** Opening Dataset records block **

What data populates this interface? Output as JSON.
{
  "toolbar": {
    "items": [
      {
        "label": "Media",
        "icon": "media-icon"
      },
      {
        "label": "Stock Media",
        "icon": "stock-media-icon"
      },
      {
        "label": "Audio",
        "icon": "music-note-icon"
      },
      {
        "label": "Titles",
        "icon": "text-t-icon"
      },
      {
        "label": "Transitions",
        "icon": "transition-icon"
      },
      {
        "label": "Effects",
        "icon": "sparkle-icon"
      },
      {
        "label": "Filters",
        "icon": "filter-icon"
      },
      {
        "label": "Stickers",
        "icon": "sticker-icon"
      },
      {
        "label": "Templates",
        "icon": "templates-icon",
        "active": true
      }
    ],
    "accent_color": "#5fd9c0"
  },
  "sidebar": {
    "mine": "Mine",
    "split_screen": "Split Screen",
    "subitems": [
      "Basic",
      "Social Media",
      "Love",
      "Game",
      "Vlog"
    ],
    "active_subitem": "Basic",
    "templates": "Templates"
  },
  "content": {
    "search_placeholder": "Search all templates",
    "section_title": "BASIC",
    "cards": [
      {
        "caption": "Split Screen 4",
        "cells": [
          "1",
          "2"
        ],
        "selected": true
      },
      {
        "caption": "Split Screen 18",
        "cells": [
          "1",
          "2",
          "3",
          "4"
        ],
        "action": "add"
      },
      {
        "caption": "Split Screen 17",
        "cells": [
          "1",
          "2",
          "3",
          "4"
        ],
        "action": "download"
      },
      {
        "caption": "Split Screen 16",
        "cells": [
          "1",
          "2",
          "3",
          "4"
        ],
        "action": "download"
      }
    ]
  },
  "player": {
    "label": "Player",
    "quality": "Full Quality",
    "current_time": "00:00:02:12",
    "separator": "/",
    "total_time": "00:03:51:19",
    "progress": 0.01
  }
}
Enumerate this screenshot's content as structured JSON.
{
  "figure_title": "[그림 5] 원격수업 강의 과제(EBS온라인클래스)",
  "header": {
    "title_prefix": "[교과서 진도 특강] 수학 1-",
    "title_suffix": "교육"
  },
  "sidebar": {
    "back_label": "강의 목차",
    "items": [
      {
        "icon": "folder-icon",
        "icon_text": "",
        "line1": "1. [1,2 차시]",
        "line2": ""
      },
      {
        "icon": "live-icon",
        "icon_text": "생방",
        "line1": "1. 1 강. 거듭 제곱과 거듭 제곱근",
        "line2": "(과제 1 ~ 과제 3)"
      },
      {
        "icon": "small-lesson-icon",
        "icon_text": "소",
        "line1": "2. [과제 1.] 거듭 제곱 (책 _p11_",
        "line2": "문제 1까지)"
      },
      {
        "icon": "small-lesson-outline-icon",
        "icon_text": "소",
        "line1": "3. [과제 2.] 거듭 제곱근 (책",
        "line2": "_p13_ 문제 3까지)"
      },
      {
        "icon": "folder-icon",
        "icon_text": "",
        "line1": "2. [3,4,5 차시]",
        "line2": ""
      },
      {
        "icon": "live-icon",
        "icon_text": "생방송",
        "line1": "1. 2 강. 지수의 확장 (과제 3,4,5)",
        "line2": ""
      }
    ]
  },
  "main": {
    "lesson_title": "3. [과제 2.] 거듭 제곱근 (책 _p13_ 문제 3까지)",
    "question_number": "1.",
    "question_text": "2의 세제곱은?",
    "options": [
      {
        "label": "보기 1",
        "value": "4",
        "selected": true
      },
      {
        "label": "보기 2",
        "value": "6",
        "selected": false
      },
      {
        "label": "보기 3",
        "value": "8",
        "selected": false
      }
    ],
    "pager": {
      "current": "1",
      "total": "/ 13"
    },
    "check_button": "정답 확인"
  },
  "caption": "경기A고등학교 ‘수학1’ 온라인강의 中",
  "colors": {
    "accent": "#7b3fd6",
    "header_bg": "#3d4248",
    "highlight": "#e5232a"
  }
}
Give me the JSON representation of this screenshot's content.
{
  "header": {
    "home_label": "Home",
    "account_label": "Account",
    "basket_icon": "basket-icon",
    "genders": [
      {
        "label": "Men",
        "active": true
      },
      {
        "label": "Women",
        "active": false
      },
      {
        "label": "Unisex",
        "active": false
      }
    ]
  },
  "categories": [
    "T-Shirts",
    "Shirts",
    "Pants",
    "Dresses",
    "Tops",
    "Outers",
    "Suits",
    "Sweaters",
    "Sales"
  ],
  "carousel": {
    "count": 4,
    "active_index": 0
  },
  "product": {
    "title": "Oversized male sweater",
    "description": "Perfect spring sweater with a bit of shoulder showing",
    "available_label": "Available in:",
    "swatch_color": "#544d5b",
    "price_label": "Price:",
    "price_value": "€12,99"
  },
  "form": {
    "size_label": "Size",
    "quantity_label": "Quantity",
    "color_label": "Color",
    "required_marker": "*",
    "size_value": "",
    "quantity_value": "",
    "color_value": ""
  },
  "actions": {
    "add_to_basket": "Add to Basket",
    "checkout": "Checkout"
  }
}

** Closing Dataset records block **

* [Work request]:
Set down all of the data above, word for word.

* [Exercise answer]:
What data populates this interface? Output as JSON.
{
  "toolbar": {
    "items": [
      {
        "label": "Media",
        "icon": "media-icon"
      },
      {
        "label": "Stock Media",
        "icon": "stock-media-icon"
      },
      {
        "label": "Audio",
        "icon": "music-note-icon"
      },
      {
        "label": "Titles",
        "icon": "text-t-icon"
      },
      {
        "label": "Transitions",
        "icon": "transition-icon"
      },
      {
        "label": "Effects",
        "icon": "sparkle-icon"
      },
      {
        "label": "Filters",
        "icon": "filter-icon"
      },
      {
        "label": "Stickers",
        "icon": "sticker-icon"
      },
      {
        "label": "Templates",
        "icon": "templates-icon",
        "active": true
      }
    ],
    "accent_color": "#5fd9c0"
  },
  "sidebar": {
    "mine": "Mine",
    "split_screen": "Split Screen",
    "subitems": [
      "Basic",
      "Social Media",
      "Love",
      "Game",
      "Vlog"
    ],
    "active_subitem": "Basic",
    "templates": "Templates"
  },
  "content": {
    "search_placeholder": "Search all templates",
    "section_title": "BASIC",
    "cards": [
      {
        "caption": "Split Screen 4",
        "cells": [
          "1",
          "2"
        ],
        "selected": true
      },
      {
        "caption": "Split Screen 18",
        "cells": [
          "1",
          "2",
          "3",
          "4"
        ],
        "action": "add"
      },
      {
        "caption": "Split Screen 17",
        "cells": [
          "1",
          "2",
          "3",
          "4"
        ],
        "action": "download"
      },
      {
        "caption": "Split Screen 16",
        "cells": [
          "1",
          "2",
          "3",
          "4"
        ],
        "action": "download"
      }
    ]
  },
  "player": {
    "label": "Player",
    "quality": "Full Quality",
    "current_time": "00:00:02:12",
    "separator": "/",
    "total_time": "00:03:51:19",
    "progress": 0.01
  }
}
Enumerate this screenshot's content as structured JSON.
{
  "figure_title": "[그림 5] 원격수업 강의 과제(EBS온라인클래스)",
  "header": {
    "title_prefix": "[교과서 진도 특강] 수학 1-",
    "title_suffix": "교육"
  },
  "sidebar": {
    "back_label": "강의 목차",
    "items": [
      {
        "icon": "folder-icon",
        "icon_text": "",
        "line1": "1. [1,2 차시]",
        "line2": ""
      },
      {
        "icon": "live-icon",
        "icon_text": "생방",
        "line1": "1. 1 강. 거듭 제곱과 거듭 제곱근",
        "line2": "(과제 1 ~ 과제 3)"
      },
      {
        "icon": "small-lesson-icon",
        "icon_text": "소",
        "line1": "2. [과제 1.] 거듭 제곱 (책 _p11_",
        "line2": "문제 1까지)"
      },
      {
        "icon": "small-lesson-outline-icon",
        "icon_text": "소",
        "line1": "3. [과제 2.] 거듭 제곱근 (책",
        "line2": "_p13_ 문제 3까지)"
      },
      {
        "icon": "folder-icon",
        "icon_text": "",
        "line1": "2. [3,4,5 차시]",
        "line2": ""
      },
      {
        "icon": "live-icon",
        "icon_text": "생방송",
        "line1": "1. 2 강. 지수의 확장 (과제 3,4,5)",
        "line2": ""
      }
    ]
  },
  "main": {
    "lesson_title": "3. [과제 2.] 거듭 제곱근 (책 _p13_ 문제 3까지)",
    "question_number": "1.",
    "question_text": "2의 세제곱은?",
    "options": [
      {
        "label": "보기 1",
        "value": "4",
        "selected": true
      },
      {
        "label": "보기 2",
        "value": "6",
        "selected": false
      },
      {
        "label": "보기 3",
        "value": "8",
        "selected": false
      }
    ],
    "pager": {
      "current": "1",
      "total": "/ 13"
    },
    "check_button": "정답 확인"
  },
  "caption": "경기A고등학교 ‘수학1’ 온라인강의 中",
  "colors": {
    "accent": "#7b3fd6",
    "header_bg": "#3d4248",
    "highlight": "#e5232a"
  }
}
Give me the JSON representation of this screenshot's content.
{
  "header": {
    "home_label": "Home",
    "account_label": "Account",
    "basket_icon": "basket-icon",
    "genders": [
      {
        "label": "Men",
        "active": true
      },
      {
        "label": "Women",
        "active": false
      },
      {
        "label": "Unisex",
        "active": false
      }
    ]
  },
  "categories": [
    "T-Shirts",
    "Shirts",
    "Pants",
    "Dresses",
    "Tops",
    "Outers",
    "Suits",
    "Sweaters",
    "Sales"
  ],
  "carousel": {
    "count": 4,
    "active_index": 0
  },
  "product": {
    "title": "Oversized male sweater",
    "description": "Perfect spring sweater with a bit of shoulder showing",
    "available_label": "Available in:",
    "swatch_color": "#544d5b",
    "price_label": "Price:",
    "price_value": "€12,99"
  },
  "form": {
    "size_label": "Size",
    "quantity_label": "Quantity",
    "color_label": "Color",
    "required_marker": "*",
    "size_value": "",
    "quantity_value": "",
    "color_value": ""
  },
  "actions": {
    "add_to_basket": "Add to Basket",
    "checkout": "Checkout"
  }
}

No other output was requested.